**HOW TO COMPLETE THIS TASK:**
The listing is to be printed word for word, pictures omitted.

**RECORDS TO USE:**
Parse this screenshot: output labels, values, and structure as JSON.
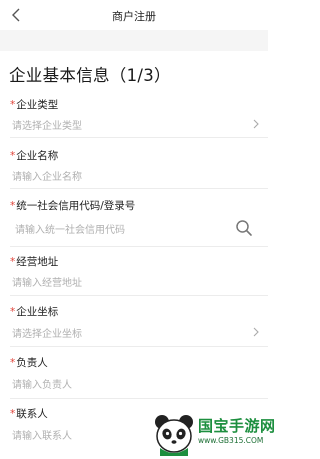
{
  "header": {
    "title": "商户注册",
    "back_icon": "back-arrow-icon"
  },
  "section": {
    "title": "企业基本信息（1/3）"
  },
  "fields": [
    {
      "label": "企业类型",
      "required_mark": "*",
      "placeholder": "请选择企业类型",
      "trailing_icon": "chevron-right-icon"
    },
    {
      "label": "企业名称",
      "required_mark": "*",
      "placeholder": "请输入企业名称"
    },
    {
      "label": "统一社会信用代码/登录号",
      "required_mark": "*",
      "placeholder": "请输入统一社会信用代码",
      "trailing_icon": "search-icon"
    },
    {
      "label": "经营地址",
      "required_mark": "*",
      "placeholder": "请输入经营地址"
    },
    {
      "label": "企业坐标",
      "required_mark": "*",
      "placeholder": "请选择企业坐标",
      "trailing_icon": "chevron-right-icon"
    },
    {
      "label": "负责人",
      "required_mark": "*",
      "placeholder": "请输入负责人"
    },
    {
      "label": "联系人",
      "required_mark": "*",
      "placeholder": "请输入联系人"
    }
  ],
  "watermark": {
    "brand": "国宝手游网",
    "url": "www.GB315.COM"
  },
  "colors": {
    "required": "#e0453a",
    "placeholder": "#b0b0b0",
    "background_band": "#f5f5f5",
    "watermark_green": "#1d8f3f"
  }
}
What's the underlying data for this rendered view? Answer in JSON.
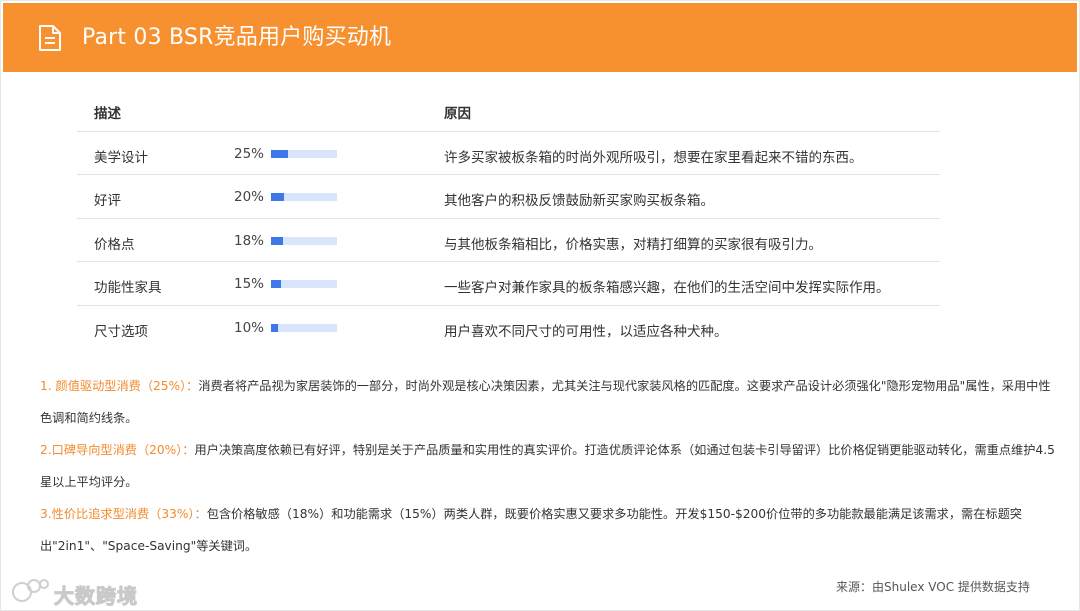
{
  "header": {
    "title": "Part 03  BSR竞品用户购买动机",
    "icon": "document-icon",
    "color": "#f79130"
  },
  "table": {
    "headers": {
      "desc": "描述",
      "reason": "原因"
    },
    "rows": [
      {
        "label": "美学设计",
        "pct_text": "25%",
        "pct": 25,
        "reason": "许多买家被板条箱的时尚外观所吸引，想要在家里看起来不错的东西。"
      },
      {
        "label": "好评",
        "pct_text": "20%",
        "pct": 20,
        "reason": "其他客户的积极反馈鼓励新买家购买板条箱。"
      },
      {
        "label": "价格点",
        "pct_text": "18%",
        "pct": 18,
        "reason": "与其他板条箱相比，价格实惠，对精打细算的买家很有吸引力。"
      },
      {
        "label": "功能性家具",
        "pct_text": "15%",
        "pct": 15,
        "reason": "一些客户对兼作家具的板条箱感兴趣，在他们的生活空间中发挥实际作用。"
      },
      {
        "label": "尺寸选项",
        "pct_text": "10%",
        "pct": 10,
        "reason": "用户喜欢不同尺寸的可用性，以适应各种犬种。"
      }
    ],
    "bar_color": "#3e78e8",
    "bar_track_color": "#d9e5fb"
  },
  "notes": [
    {
      "title": "1. 颜值驱动型消费（25%）：",
      "body": "消费者将产品视为家居装饰的一部分，时尚外观是核心决策因素，尤其关注与现代家装风格的匹配度。这要求产品设计必须强化\"隐形宠物用品\"属性，采用中性色调和简约线条。"
    },
    {
      "title": "2.口碑导向型消费（20%）：",
      "body": "用户决策高度依赖已有好评，特别是关于产品质量和实用性的真实评价。打造优质评论体系（如通过包装卡引导留评）比价格促销更能驱动转化，需重点维护4.5星以上平均评分。"
    },
    {
      "title": "3.性价比追求型消费（33%）：",
      "body": "包含价格敏感（18%）和功能需求（15%）两类人群，既要价格实惠又要求多功能性。开发$150-$200价位带的多功能款最能满足该需求，需在标题突出\"2in1\"、\"Space-Saving\"等关键词。"
    }
  ],
  "highlight_color": "#f28b2e",
  "footer": {
    "logo_text": "大数跨境",
    "source": "来源：由Shulex VOC 提供数据支持"
  }
}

**SOLVED PROBLEM:**
Parse this screenshot: output labels, values, and structure as JSON.
{
  "header": {
    "title": "商户注册",
    "back_icon": "back-arrow-icon"
  },
  "section": {
    "title": "企业基本信息（1/3）"
  },
  "fields": [
    {
      "label": "企业类型",
      "required_mark": "*",
      "placeholder": "请选择企业类型",
      "trailing_icon": "chevron-right-icon"
    },
    {
      "label": "企业名称",
      "required_mark": "*",
      "placeholder": "请输入企业名称"
    },
    {
      "label": "统一社会信用代码/登录号",
      "required_mark": "*",
      "placeholder": "请输入统一社会信用代码",
      "trailing_icon": "search-icon"
    },
    {
      "label": "经营地址",
      "required_mark": "*",
      "placeholder": "请输入经营地址"
    },
    {
      "label": "企业坐标",
      "required_mark": "*",
      "placeholder": "请选择企业坐标",
      "trailing_icon": "chevron-right-icon"
    },
    {
      "label": "负责人",
      "required_mark": "*",
      "placeholder": "请输入负责人"
    },
    {
      "label": "联系人",
      "required_mark": "*",
      "placeholder": "请输入联系人"
    }
  ],
  "watermark": {
    "brand": "国宝手游网",
    "url": "www.GB315.COM"
  },
  "colors": {
    "required": "#e0453a",
    "placeholder": "#b0b0b0",
    "background_band": "#f5f5f5",
    "watermark_green": "#1d8f3f"
  }
}
What's the underlying data for this rendered view? Answer in JSON.
{
  "header": {
    "title": "Part 03  BSR竞品用户购买动机",
    "icon": "document-icon",
    "color": "#f79130"
  },
  "table": {
    "headers": {
      "desc": "描述",
      "reason": "原因"
    },
    "rows": [
      {
        "label": "美学设计",
        "pct_text": "25%",
        "pct": 25,
        "reason": "许多买家被板条箱的时尚外观所吸引，想要在家里看起来不错的东西。"
      },
      {
        "label": "好评",
        "pct_text": "20%",
        "pct": 20,
        "reason": "其他客户的积极反馈鼓励新买家购买板条箱。"
      },
      {
        "label": "价格点",
        "pct_text": "18%",
        "pct": 18,
        "reason": "与其他板条箱相比，价格实惠，对精打细算的买家很有吸引力。"
      },
      {
        "label": "功能性家具",
        "pct_text": "15%",
        "pct": 15,
        "reason": "一些客户对兼作家具的板条箱感兴趣，在他们的生活空间中发挥实际作用。"
      },
      {
        "label": "尺寸选项",
        "pct_text": "10%",
        "pct": 10,
        "reason": "用户喜欢不同尺寸的可用性，以适应各种犬种。"
      }
    ],
    "bar_color": "#3e78e8",
    "bar_track_color": "#d9e5fb"
  },
  "notes": [
    {
      "title": "1. 颜值驱动型消费（25%）：",
      "body": "消费者将产品视为家居装饰的一部分，时尚外观是核心决策因素，尤其关注与现代家装风格的匹配度。这要求产品设计必须强化\"隐形宠物用品\"属性，采用中性色调和简约线条。"
    },
    {
      "title": "2.口碑导向型消费（20%）：",
      "body": "用户决策高度依赖已有好评，特别是关于产品质量和实用性的真实评价。打造优质评论体系（如通过包装卡引导留评）比价格促销更能驱动转化，需重点维护4.5星以上平均评分。"
    },
    {
      "title": "3.性价比追求型消费（33%）：",
      "body": "包含价格敏感（18%）和功能需求（15%）两类人群，既要价格实惠又要求多功能性。开发$150-$200价位带的多功能款最能满足该需求，需在标题突出\"2in1\"、\"Space-Saving\"等关键词。"
    }
  ],
  "highlight_color": "#f28b2e",
  "footer": {
    "logo_text": "大数跨境",
    "source": "来源：由Shulex VOC 提供数据支持"
  }
}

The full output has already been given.